Within our own lab, our staff can perform a variety of routine procedures including fecal samples, urinalysis, blood smears, ear smears, fine needle aspirates, and skin scrapings. We also offer Complete Blood Counts (CBC), blood chemistries, electrolytes, heartworm/tick-borne disease tests, and FeLV/FIV tests.
Commercial and specialty veterinary laboratories are also utilized for specialized diagnostics and consultations such as histopathology, advanced blood chemistry tests, and cultures.
Depending on your pet’s current health status, breed, age, and gender, our veterinarians may recommend different laboratory tests, such as:

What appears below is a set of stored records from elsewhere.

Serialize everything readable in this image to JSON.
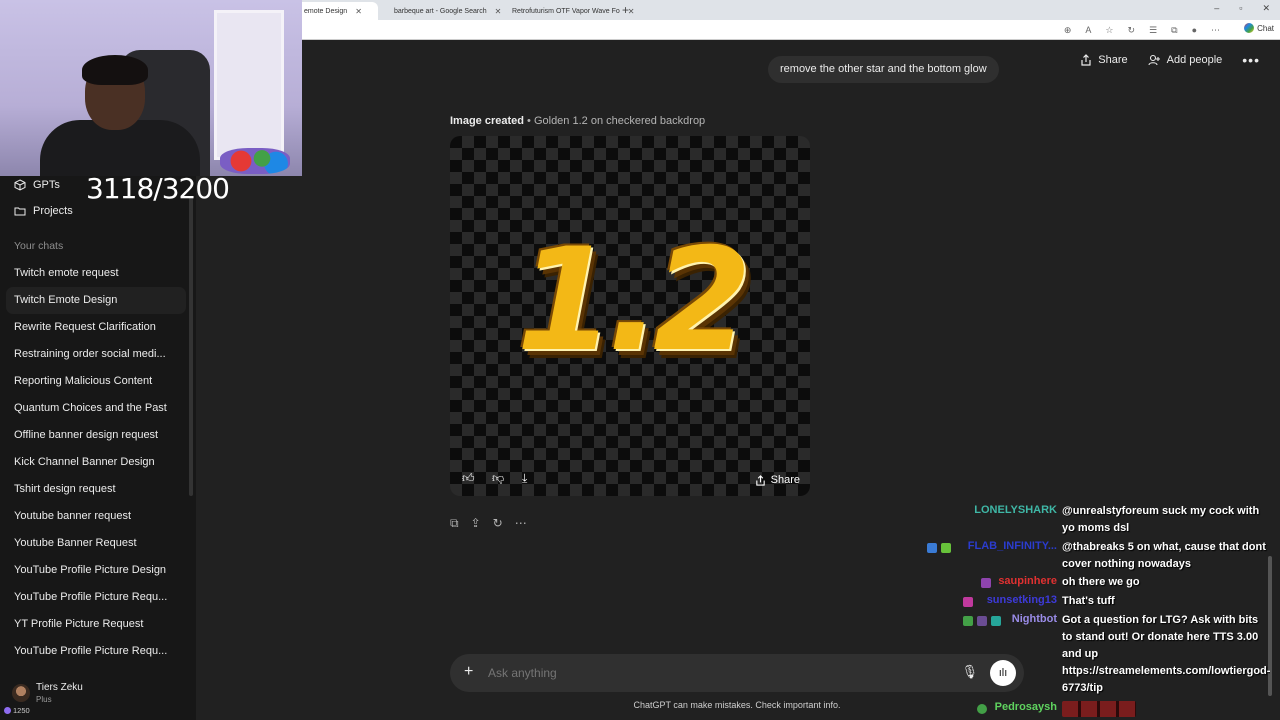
{
  "browser": {
    "tabs": [
      {
        "label": "emote Design",
        "active": true
      },
      {
        "label": "barbeque art - Google Search",
        "active": false
      },
      {
        "label": "Retrofuturism OTF Vapor Wave Fo",
        "active": false
      }
    ],
    "new_tab": "+",
    "window_controls": [
      "–",
      "▫",
      "✕"
    ]
  },
  "stream": {
    "counter": "3118/3200"
  },
  "sidebar": {
    "gpts_label": "GPTs",
    "projects_label": "Projects",
    "section_label": "Your chats",
    "chats": [
      {
        "label": "Twitch emote request"
      },
      {
        "label": "Twitch Emote Design",
        "active": true
      },
      {
        "label": "Rewrite Request Clarification"
      },
      {
        "label": "Restraining order social medi..."
      },
      {
        "label": "Reporting Malicious Content"
      },
      {
        "label": "Quantum Choices and the Past"
      },
      {
        "label": "Offline banner design request"
      },
      {
        "label": "Kick Channel Banner Design"
      },
      {
        "label": "Tshirt design request"
      },
      {
        "label": "Youtube banner request"
      },
      {
        "label": "Youtube Banner Request"
      },
      {
        "label": "YouTube Profile Picture Design"
      },
      {
        "label": "YouTube Profile Picture Requ..."
      },
      {
        "label": "YT Profile Picture Request"
      },
      {
        "label": "YouTube Profile Picture Requ..."
      }
    ],
    "user": {
      "name": "Tiers Zeku",
      "plan": "Plus"
    },
    "points": "1250"
  },
  "header": {
    "share_label": "Share",
    "add_people_label": "Add people",
    "more_label": "•••"
  },
  "conversation": {
    "user_message": "remove the other star and the bottom glow",
    "image_caption_strong": "Image created",
    "image_caption_sub": " • Golden 1.2 on checkered backdrop",
    "emote_text": "1.2",
    "image_share_label": "Share"
  },
  "composer": {
    "placeholder": "Ask anything",
    "disclaimer": "ChatGPT can make mistakes. Check important info."
  },
  "twitch_chat": [
    {
      "name": "LONELYSHARK",
      "name_color": "#3fb7a6",
      "message": "@unrealstyforeum suck my cock with yo moms dsl"
    },
    {
      "name": "FLAB_INFINITY...",
      "name_color": "#2b3ccf",
      "message": "@thabreaks 5 on what, cause that dont cover nothing nowadays"
    },
    {
      "name": "saupinhere",
      "name_color": "#e03131",
      "message": "oh there we go"
    },
    {
      "name": "sunsetking13",
      "name_color": "#3d3ad8",
      "message": "That's tuff"
    },
    {
      "name": "Nightbot",
      "name_color": "#9a8ce8",
      "message": "Got a question for LTG? Ask with bits to stand out! Or donate here TTS 3.00 and up https://streamelements.com/lowtiergod-6773/tip"
    },
    {
      "name": "Pedrosaysh",
      "name_color": "#5fd35f",
      "message": ""
    }
  ]
}
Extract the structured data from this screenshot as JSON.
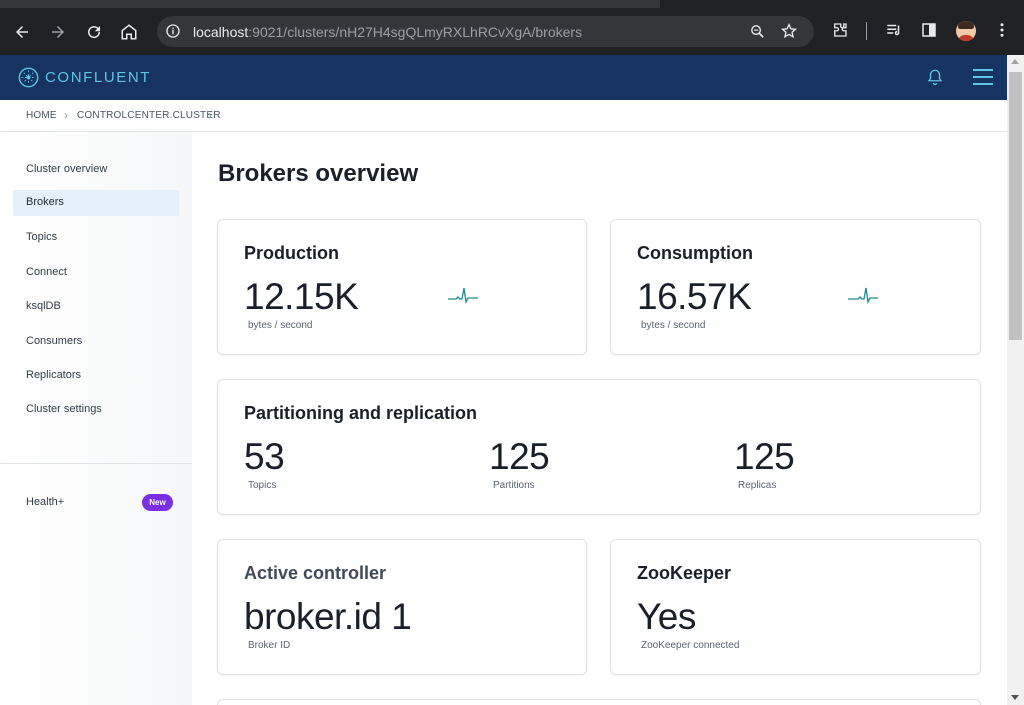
{
  "browser": {
    "url_host": "localhost",
    "url_rest": ":9021/clusters/nH27H4sgQLmyRXLhRCvXgA/brokers"
  },
  "app": {
    "brand": "CONFLUENT"
  },
  "breadcrumb": {
    "items": [
      "HOME",
      "CONTROLCENTER.CLUSTER"
    ],
    "separator": "›"
  },
  "sidebar": {
    "items": [
      {
        "label": "Cluster overview",
        "active": false
      },
      {
        "label": "Brokers",
        "active": true
      },
      {
        "label": "Topics",
        "active": false
      },
      {
        "label": "Connect",
        "active": false
      },
      {
        "label": "ksqlDB",
        "active": false
      },
      {
        "label": "Consumers",
        "active": false
      },
      {
        "label": "Replicators",
        "active": false
      },
      {
        "label": "Cluster settings",
        "active": false
      }
    ],
    "health": {
      "label": "Health+",
      "badge": "New"
    }
  },
  "main": {
    "title": "Brokers overview",
    "production": {
      "title": "Production",
      "value": "12.15K",
      "unit": "bytes / second"
    },
    "consumption": {
      "title": "Consumption",
      "value": "16.57K",
      "unit": "bytes / second"
    },
    "partitioning": {
      "title": "Partitioning and replication",
      "stats": [
        {
          "value": "53",
          "label": "Topics"
        },
        {
          "value": "125",
          "label": "Partitions"
        },
        {
          "value": "125",
          "label": "Replicas"
        }
      ]
    },
    "controller": {
      "title": "Active controller",
      "value": "broker.id 1",
      "unit": "Broker ID"
    },
    "zookeeper": {
      "title": "ZooKeeper",
      "value": "Yes",
      "unit": "ZooKeeper connected"
    }
  },
  "colors": {
    "header_bg": "#173361",
    "brand_accent": "#5ec4e8",
    "active_item_bg": "#e4f1fa",
    "badge_purple": "#7b2fe3",
    "sparkline": "#1a8a8f"
  }
}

This test is important because it gives insight into how your pet’s organs are functioning including the kidneys, liver, and pancreas. It may be recommended to obtain a baseline (or normal values) for your pet so that changes in these values can be monitored to help diagnose future illnesses.
Complete Blood Count (CBC)
This test is commonly used to measure the number of red blood cells, white blood cells, and platelets. This gives our veterinarians valuable information that allows them to diagnose infection, anemia, and leukemia and clotting problems and assess how well your pet is responding to treatment.
Heartworm/Blood Parasite Screening
Blood tests are also used to screen for heartworm, Lyme disease, ehrlichiosis and anaplasmosis. Heartworm is a parasite easily contracted through mosquito bites that invades a pet’s circulatory system and heart. Lyme, ehrlichiosis and anaplasmosis are all tick-borne diseases. Our veterinarians recommend testing your dog for heartworm annually. We strongly recommend that your pet receives heartworm prevention year-round.
Fecal examinations can give information about the presence of intestinal parasites, and also diagnose many kinds of disease including difficulties with digestion, intestinal bleeding, and disorders of the pancreas. Your pets’ veterinarian will advise you when these tests are indicated.
Feline Immunodeficiency Diseases
Feline immunodeficiency virus (FIV) and feline leukemia (FeLV) are diseases common in unvaccinated outdoor cats. Both decrease the ability of your cat to fight off infection and are usually spread through fighting or contact with saliva, urine, or blood. Unfortunately, a cat can carry these diseases without immediately showing signs or symptoms—a blood test is needed to determine if your cat has been exposed. New cats to your household should always be tested before being introduced. For those stray cats who have recently found homes, your veterinarian may recommend an initial testing and then re-testing in 4-6 weeks. This is due to a prepatent period in which your cat has been exposed but has not built up sufficient antibodies to show positive test results. If you do have an outdoor cat, make sure that he/she is vaccinated every year.